FROM: Shuai Brian, Agit

Hi Harlan,

I'm a RF engineer , I am engaging in designing a mobile phone . Do you have some suggestions or experiences on designing RF shielding case ? Now I placed our shielding case onto the board , but unfornately when connected to the Base simulator , the phase error is very bad at some frequences , and very good at other frequences . Could you help me? Thank you.



Dear Brian,

It sounds to me like your circuit board is radiating and reflecting off the shield when you install it. As an experiment, try placing some lossy material between the board and the shield. While this is probably not a good long term solution, it should tell you if that is the problem.

FROM: Omid Darvishi, EERC


I’m a student of communication engineering. A question in radar has occupied my mind and I have no answer to it. I hope you can help me. I know that after pulse compression in radar receiver, the signal power is boosted by a factor of PC processing gain (Gp). However using pulse compression makes the receiver matched filter much wider that is Gp times as great as matched filter bandwidth in conventional radars, so more sensitive to noise, that is the noise power in the receiver becomes Gp times more. This means that no improvement in SNR can be achieved in comparison with conventional radar with equal transmitter energy. Therefore as a conclusion using pulse compression in radars gives no advantage against noise jamming ECM (when the jammer bandwidth is great enough) but I have seen in many texts that noise jamming is the least effective jamming technique against PC radars, because of PC processing gain, that is PC makes jamming to signal ratio less by a factor of Gp. Well where is the mistake in my deduction?

Thanks in advance,



Dear Omid,

The primary effect of pulse compression in a radar is to transmit a long coded pulse and to process the received echo to obtain a relatively narrow pulse. The effect is to increase to detection capability of a long pulse radar system while retaining the range resolution of a short pulse system. There is an extensive explanation and discussion of the parameters of pulse compression radar in Chapter 10 of: Radar Handbook , Skolnik, McGraw-Hill, 1990.

FROM: Aladin Assisi, Catron

Dear Harlan

My question is not a technical one, but I am asl\king you because I am sure that you have the answer.

Fifteen years ago, there was a famous company specialized in microwave antenna mwasurement. It was called "Scientific Atlanta". I know that it is no more existenet with this name. Can you please tell me where it has ended and how to contact the new company that takes its place and/or performs its activities?

Thank you very much.

Aladin Assisi


Dear Aladin,
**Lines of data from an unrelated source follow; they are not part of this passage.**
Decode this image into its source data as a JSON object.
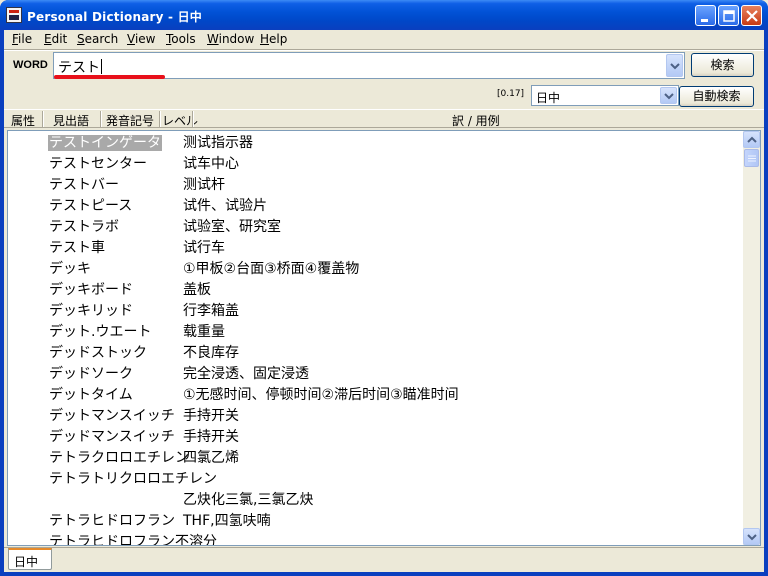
{
  "window": {
    "title": "Personal Dictionary - 日中",
    "controls": [
      "minimize",
      "maximize",
      "close"
    ]
  },
  "menubar": {
    "items": [
      "File",
      "Edit",
      "Search",
      "View",
      "Tools",
      "Window",
      "Help"
    ]
  },
  "search": {
    "label": "WORD",
    "value": "テスト",
    "button": "検索"
  },
  "toolbar2": {
    "version": "[0.17]",
    "language": "日中",
    "auto_search_button": "自動検索"
  },
  "columns": [
    "属性",
    "見出語",
    "発音記号",
    "レベル",
    "訳 / 用例"
  ],
  "entries": [
    {
      "word": "テストインゲータ",
      "translation": "测试指示器",
      "selected": true
    },
    {
      "word": "テストセンター",
      "translation": "试车中心"
    },
    {
      "word": "テストバー",
      "translation": "测试杆"
    },
    {
      "word": "テストピース",
      "translation": "试件、试验片"
    },
    {
      "word": "テストラボ",
      "translation": "试验室、研究室"
    },
    {
      "word": "テスト車",
      "translation": "试行车"
    },
    {
      "word": "デッキ",
      "translation": "①甲板②台面③桥面④覆盖物"
    },
    {
      "word": "デッキボード",
      "translation": "盖板"
    },
    {
      "word": "デッキリッド",
      "translation": "行李箱盖"
    },
    {
      "word": "デット.ウエート",
      "translation": "载重量"
    },
    {
      "word": "デッドストック",
      "translation": "不良库存"
    },
    {
      "word": "デッドソーク",
      "translation": "完全浸透、固定浸透"
    },
    {
      "word": "デットタイム",
      "translation": "①无感时间、停顿时间②滞后时间③瞄准时间"
    },
    {
      "word": "デットマンスイッチ",
      "translation": "手持开关"
    },
    {
      "word": "デッドマンスイッチ",
      "translation": "手持开关"
    },
    {
      "word": "テトラクロロエチレン",
      "translation": "四氯乙烯"
    },
    {
      "word": "テトラトリクロロエチレン",
      "translation": ""
    },
    {
      "word": "",
      "translation": "乙炔化三氯,三氯乙炔"
    },
    {
      "word": "テトラヒドロフラン",
      "translation": "THF,四氢呋喃"
    },
    {
      "word": "テトラヒドロフラン不溶分",
      "translation": ""
    }
  ],
  "tabs": [
    "日中"
  ]
}
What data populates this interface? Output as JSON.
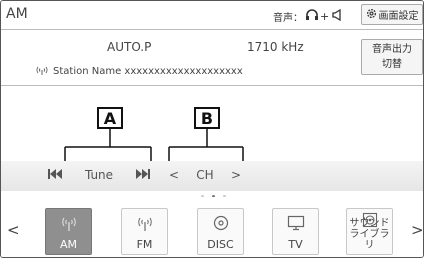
{
  "header": {
    "title": "AM",
    "audio_status_label": "音声：",
    "screen_settings_label": "画面設定"
  },
  "station": {
    "mode": "AUTO.P",
    "frequency": "1710 kHz",
    "name": "Station Name xxxxxxxxxxxxxxxxxxxx"
  },
  "audio_output_button": {
    "line1": "音声出力",
    "line2": "切替"
  },
  "callouts": {
    "a": "A",
    "b": "B"
  },
  "controls": {
    "tune": {
      "prev_icon": "seek-back-icon",
      "label": "Tune",
      "next_icon": "seek-forward-icon"
    },
    "channel": {
      "prev": "<",
      "label": "CH",
      "next": ">"
    }
  },
  "pagination": {
    "pages": 3,
    "current": 2
  },
  "sources": {
    "left_arrow": "<",
    "right_arrow": ">",
    "items": [
      {
        "label": "AM",
        "icon": "radio-antenna-icon",
        "active": true
      },
      {
        "label": "FM",
        "icon": "radio-antenna-icon",
        "active": false
      },
      {
        "label": "DISC",
        "icon": "disc-icon",
        "active": false
      },
      {
        "label": "TV",
        "icon": "tv-icon",
        "active": false
      },
      {
        "label": "サウンド",
        "label2": "ライブラリ",
        "icon": "sound-library-icon",
        "active": false
      }
    ]
  },
  "colors": {
    "active_tile": "#8f8f8f",
    "border": "#555555"
  }
}
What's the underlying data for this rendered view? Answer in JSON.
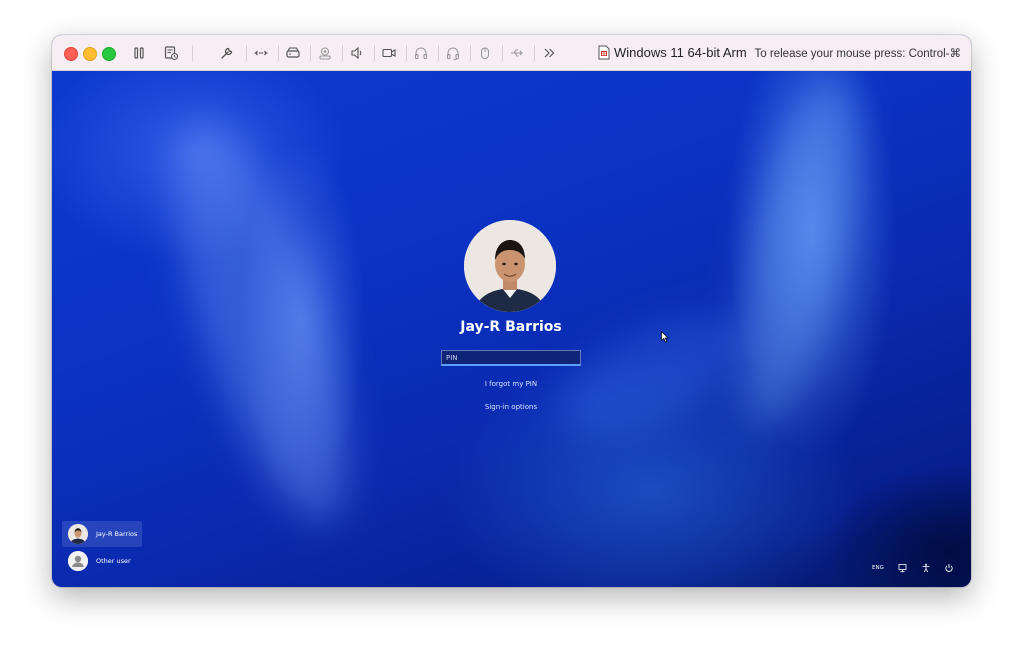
{
  "titlebar": {
    "vm_name": "Windows 11 64-bit Arm",
    "release_hint": "To release your mouse press: Control-⌘",
    "toolbar_icons": [
      "pause-icon",
      "snapshot-icon",
      "settings-wrench-icon",
      "network-icon",
      "hard-disk-icon",
      "camera-sharing-icon",
      "sound-icon",
      "video-camera-icon",
      "headphones-icon",
      "headset-icon",
      "mouse-icon",
      "usb-icon",
      "more-chevrons-icon"
    ]
  },
  "login": {
    "user_name": "Jay-R Barrios",
    "pin_placeholder": "PIN",
    "forgot_pin": "I forgot my PIN",
    "sign_in_options": "Sign-in options"
  },
  "user_list": [
    {
      "label": "Jay-R Barrios",
      "selected": true
    },
    {
      "label": "Other user",
      "selected": false
    }
  ],
  "tray": {
    "language": "ENG",
    "icons": [
      "network-icon",
      "accessibility-icon",
      "power-icon"
    ]
  },
  "colors": {
    "accent": "#5aa0ff",
    "wallpaper": "#0b33c4",
    "titlebar": "#f6eef3"
  }
}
The company that replaced Scientific Atlanta is MI Technologies, 4500 River Green Pkwy, Suite 200, Duluth, Georgia 30096-2580. Their web site is:
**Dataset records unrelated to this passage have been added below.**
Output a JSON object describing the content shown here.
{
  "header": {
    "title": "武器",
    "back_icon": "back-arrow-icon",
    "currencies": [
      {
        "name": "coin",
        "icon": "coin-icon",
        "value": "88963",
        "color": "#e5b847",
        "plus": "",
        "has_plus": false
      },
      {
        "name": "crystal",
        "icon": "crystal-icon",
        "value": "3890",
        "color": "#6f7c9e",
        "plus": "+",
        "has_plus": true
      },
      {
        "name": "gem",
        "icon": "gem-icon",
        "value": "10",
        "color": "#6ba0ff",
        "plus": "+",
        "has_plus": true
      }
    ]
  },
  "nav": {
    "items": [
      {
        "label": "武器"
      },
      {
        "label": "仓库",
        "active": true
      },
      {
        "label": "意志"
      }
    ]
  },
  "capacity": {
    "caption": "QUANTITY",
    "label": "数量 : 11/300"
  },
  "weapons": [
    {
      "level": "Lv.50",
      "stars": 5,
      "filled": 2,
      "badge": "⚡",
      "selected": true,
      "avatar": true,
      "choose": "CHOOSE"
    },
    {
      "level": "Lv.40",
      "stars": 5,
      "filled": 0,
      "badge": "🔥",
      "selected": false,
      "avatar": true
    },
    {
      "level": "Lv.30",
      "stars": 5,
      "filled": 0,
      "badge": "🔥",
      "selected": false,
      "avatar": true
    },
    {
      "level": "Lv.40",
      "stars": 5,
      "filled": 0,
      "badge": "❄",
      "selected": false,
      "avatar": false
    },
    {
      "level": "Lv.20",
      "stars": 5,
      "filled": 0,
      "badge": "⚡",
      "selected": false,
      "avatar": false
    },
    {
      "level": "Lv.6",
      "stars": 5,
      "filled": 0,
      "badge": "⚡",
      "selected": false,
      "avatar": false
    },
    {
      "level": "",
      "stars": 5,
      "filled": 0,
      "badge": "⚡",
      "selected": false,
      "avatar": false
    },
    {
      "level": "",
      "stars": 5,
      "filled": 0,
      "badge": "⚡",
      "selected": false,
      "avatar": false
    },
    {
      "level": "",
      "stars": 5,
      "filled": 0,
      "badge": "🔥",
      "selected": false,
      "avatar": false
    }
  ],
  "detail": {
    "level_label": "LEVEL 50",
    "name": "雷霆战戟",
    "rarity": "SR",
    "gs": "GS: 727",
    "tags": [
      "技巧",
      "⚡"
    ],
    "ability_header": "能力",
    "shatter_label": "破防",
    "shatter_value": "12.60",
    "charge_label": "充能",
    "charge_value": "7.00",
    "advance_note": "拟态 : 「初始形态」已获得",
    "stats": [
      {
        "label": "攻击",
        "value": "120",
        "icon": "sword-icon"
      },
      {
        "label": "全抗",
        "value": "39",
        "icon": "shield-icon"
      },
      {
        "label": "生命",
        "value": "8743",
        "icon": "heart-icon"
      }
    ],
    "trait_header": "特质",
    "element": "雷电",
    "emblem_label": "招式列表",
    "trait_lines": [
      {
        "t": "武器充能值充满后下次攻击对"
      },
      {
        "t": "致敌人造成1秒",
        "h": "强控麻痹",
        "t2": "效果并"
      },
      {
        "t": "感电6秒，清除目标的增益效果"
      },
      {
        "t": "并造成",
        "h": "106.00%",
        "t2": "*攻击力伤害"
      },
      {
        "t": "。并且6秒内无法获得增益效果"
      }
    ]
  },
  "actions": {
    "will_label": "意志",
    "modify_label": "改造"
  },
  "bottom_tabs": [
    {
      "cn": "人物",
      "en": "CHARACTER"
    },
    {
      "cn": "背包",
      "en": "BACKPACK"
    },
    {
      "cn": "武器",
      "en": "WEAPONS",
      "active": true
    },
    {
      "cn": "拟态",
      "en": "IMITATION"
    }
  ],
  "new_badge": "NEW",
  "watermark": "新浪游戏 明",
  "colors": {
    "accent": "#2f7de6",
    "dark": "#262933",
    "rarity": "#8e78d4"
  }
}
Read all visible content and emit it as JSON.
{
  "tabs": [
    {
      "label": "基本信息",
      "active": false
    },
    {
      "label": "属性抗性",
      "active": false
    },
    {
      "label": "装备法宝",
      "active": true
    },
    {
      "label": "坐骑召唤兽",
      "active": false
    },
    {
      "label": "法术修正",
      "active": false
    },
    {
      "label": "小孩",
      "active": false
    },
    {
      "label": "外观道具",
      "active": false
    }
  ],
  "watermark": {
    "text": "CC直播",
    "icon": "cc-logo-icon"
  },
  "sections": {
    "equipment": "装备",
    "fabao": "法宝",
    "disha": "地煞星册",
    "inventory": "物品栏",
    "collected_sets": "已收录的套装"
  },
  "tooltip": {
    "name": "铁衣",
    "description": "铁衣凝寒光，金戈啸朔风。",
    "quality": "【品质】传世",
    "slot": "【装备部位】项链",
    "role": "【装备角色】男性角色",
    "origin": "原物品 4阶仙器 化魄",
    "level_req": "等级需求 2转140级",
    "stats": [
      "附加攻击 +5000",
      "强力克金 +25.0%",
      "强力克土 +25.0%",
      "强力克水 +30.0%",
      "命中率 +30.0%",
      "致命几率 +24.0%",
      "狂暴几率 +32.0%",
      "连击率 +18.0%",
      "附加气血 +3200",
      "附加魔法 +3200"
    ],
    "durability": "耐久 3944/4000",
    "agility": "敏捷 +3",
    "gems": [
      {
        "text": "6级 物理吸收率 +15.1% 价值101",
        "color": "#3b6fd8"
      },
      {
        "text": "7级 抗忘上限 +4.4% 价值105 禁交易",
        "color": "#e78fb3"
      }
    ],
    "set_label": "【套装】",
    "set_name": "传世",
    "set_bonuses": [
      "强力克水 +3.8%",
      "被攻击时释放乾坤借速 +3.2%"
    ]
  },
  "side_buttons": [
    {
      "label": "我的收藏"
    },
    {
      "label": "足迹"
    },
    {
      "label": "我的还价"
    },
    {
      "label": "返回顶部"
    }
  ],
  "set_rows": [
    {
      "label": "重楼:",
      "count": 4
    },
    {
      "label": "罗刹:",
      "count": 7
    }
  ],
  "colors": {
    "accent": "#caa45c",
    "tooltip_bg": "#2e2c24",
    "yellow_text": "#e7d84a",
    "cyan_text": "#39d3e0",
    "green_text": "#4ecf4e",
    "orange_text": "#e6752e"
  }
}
FROM: Bobi Catorski, Bobcomm

Dear Harlan

I have a power HF signal source whom I need converting into DC as efficient as possible.
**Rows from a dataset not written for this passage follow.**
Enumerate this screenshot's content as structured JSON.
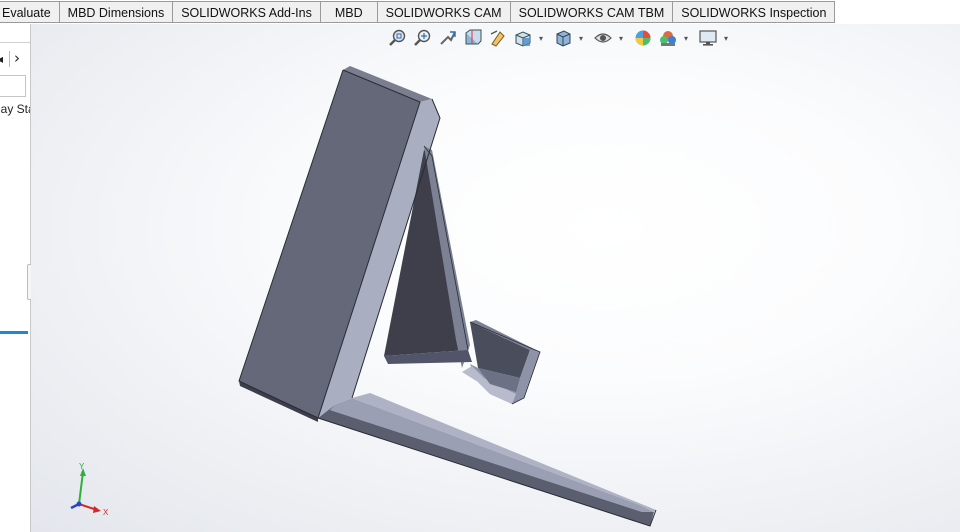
{
  "command_tabs": [
    {
      "label": "Evaluate"
    },
    {
      "label": "MBD Dimensions"
    },
    {
      "label": "SOLIDWORKS Add-Ins"
    },
    {
      "label": "MBD"
    },
    {
      "label": "SOLIDWORKS CAM"
    },
    {
      "label": "SOLIDWORKS CAM TBM"
    },
    {
      "label": "SOLIDWORKS Inspection"
    }
  ],
  "left_panel": {
    "label_fragment": "lay Sta"
  },
  "heads_up_toolbar": {
    "icons": [
      "zoom-to-fit-icon",
      "zoom-to-area-icon",
      "previous-view-icon",
      "section-view-icon",
      "dynamic-annotation-icon",
      "view-orientation-icon",
      "display-style-icon",
      "hide-show-items-icon",
      "edit-appearance-icon",
      "apply-scene-icon",
      "view-settings-icon"
    ]
  },
  "triad": {
    "y_label": "Y",
    "x_label": "X"
  },
  "colors": {
    "tab_bg": "#f0f0f0",
    "accent": "#1e88d6",
    "model_face_dark": "#3e3f4a",
    "model_face_mid": "#666a7a",
    "model_face_light": "#9a9fb4"
  }
}
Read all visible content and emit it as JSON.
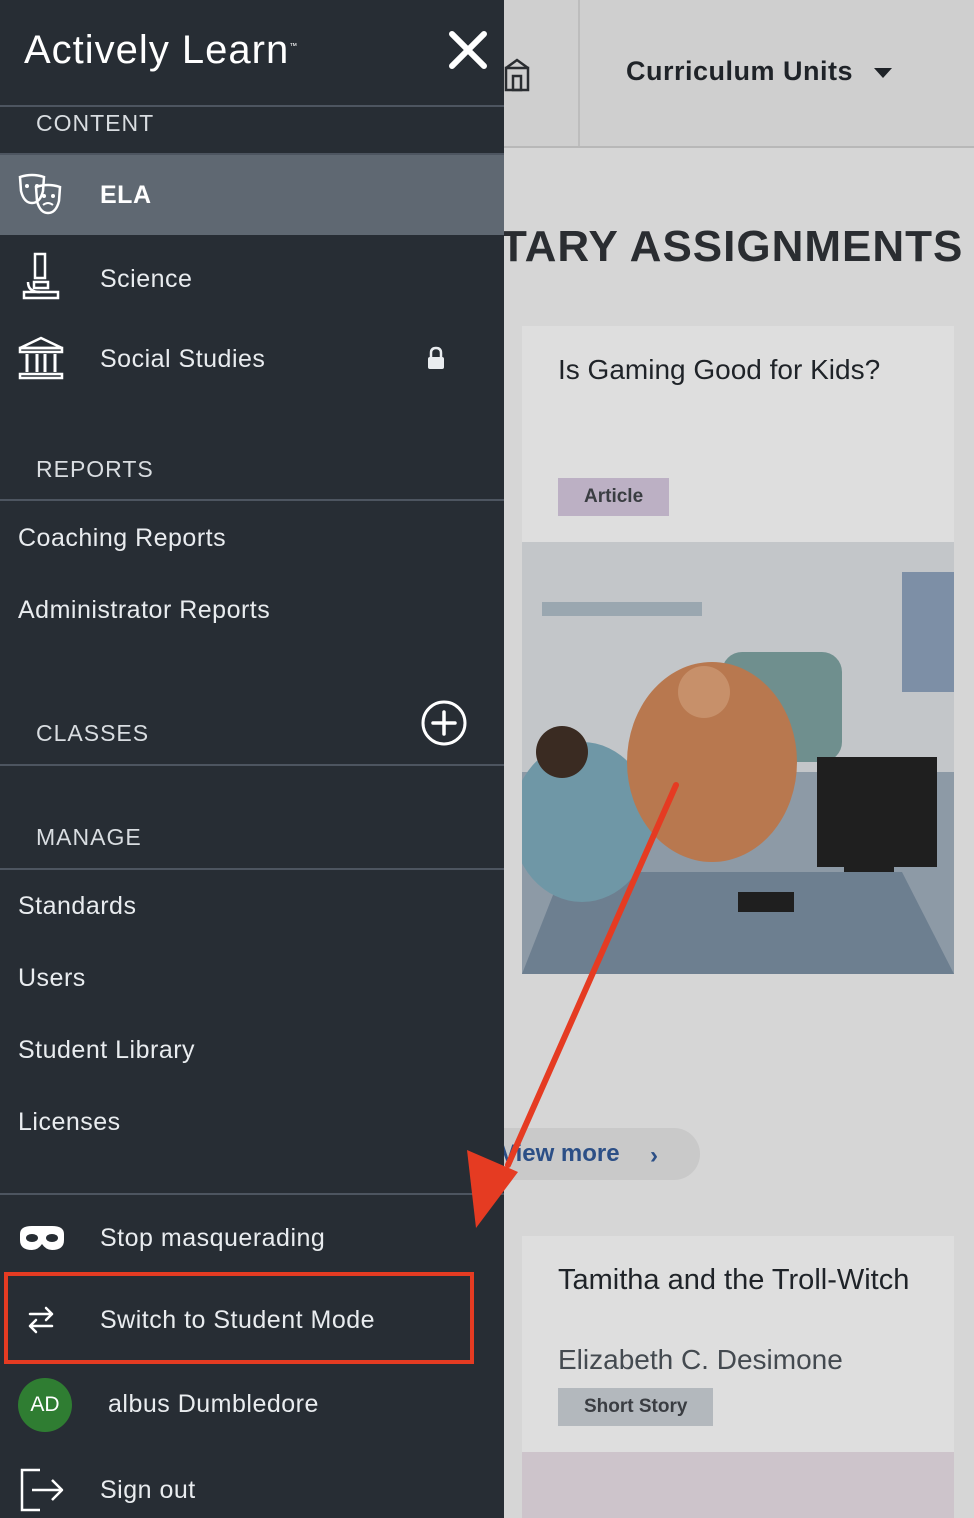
{
  "topbar": {
    "curriculum_label": "Curriculum Units"
  },
  "main": {
    "heading": "TARY ASSIGNMENTS",
    "cards": [
      {
        "title": "Is Gaming Good for Kids?",
        "tag": "Article"
      },
      {
        "title": "Tamitha and the Troll-Witch",
        "author": "Elizabeth C. Desimone",
        "tag": "Short Story"
      }
    ],
    "view_more": "View more"
  },
  "drawer": {
    "brand": "Actively Learn",
    "content_header": "CONTENT",
    "content_items": [
      {
        "label": "ELA",
        "icon": "theater-masks-icon",
        "active": true
      },
      {
        "label": "Science",
        "icon": "microscope-icon"
      },
      {
        "label": "Social Studies",
        "icon": "institution-icon",
        "locked": true
      }
    ],
    "reports_header": "REPORTS",
    "report_items": [
      "Coaching Reports",
      "Administrator Reports"
    ],
    "classes_header": "CLASSES",
    "manage_header": "MANAGE",
    "manage_items": [
      "Standards",
      "Users",
      "Student Library",
      "Licenses"
    ],
    "account": {
      "stop_masquerading": "Stop masquerading",
      "switch_mode": "Switch to Student Mode",
      "avatar_initials": "AD",
      "user_name": "albus Dumbledore",
      "sign_out": "Sign out"
    }
  },
  "annotation_color": "#e53b22"
}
the signal spec are :

signal source BW : 1~30 Mhz P:200W @50 ohm

can you advice me the best way to approach the solution.

Best regards



Dear Bobi,

As I understand your question, you want to convert a 200W HF signal to DC power. I'm not sure why you want to do this, since you have already lost efficiency in generating the HF signal. The only suggestion I can offer is to use a bridge of high power rectifier diodes. You can check with some of the semiconductor suppliers in our on-line buyers guide for availability of appropriate devices.

FROM: Liu Zuqi, Nanjing University of Science and Technology

How to design the transceiver of 3G mobile phone, for example, the system analyse, test, simulation and tool.

By the way, can you suggest me what kind of books should I read and what kind of websites I surf.

Thank you.

I am looking forward to hearing from your answer.


Dear Liu,

I can suggest the following texts:

Introduction to 3G Mobile Communications , Juha Korhonen, Artech House, 2001, ISBN# 1-58053-287-X,
and GSM, GPRS and EDGE Performance - Evolution Towards 3G/UMTS , Halonen et al., Wiley, 2002, ISBN# 0470-84457-4.

FROM: Alex Rachman, Dmatek

Dear Harlan,

Where I can find SMD antenna for 300-400Mhz?


Dear Alex,

We don't recommend specific sources in this column. However, there are a number of antenna suppliers in our Online Buyers Guide as well as the advertisements in Microwave Journal each month.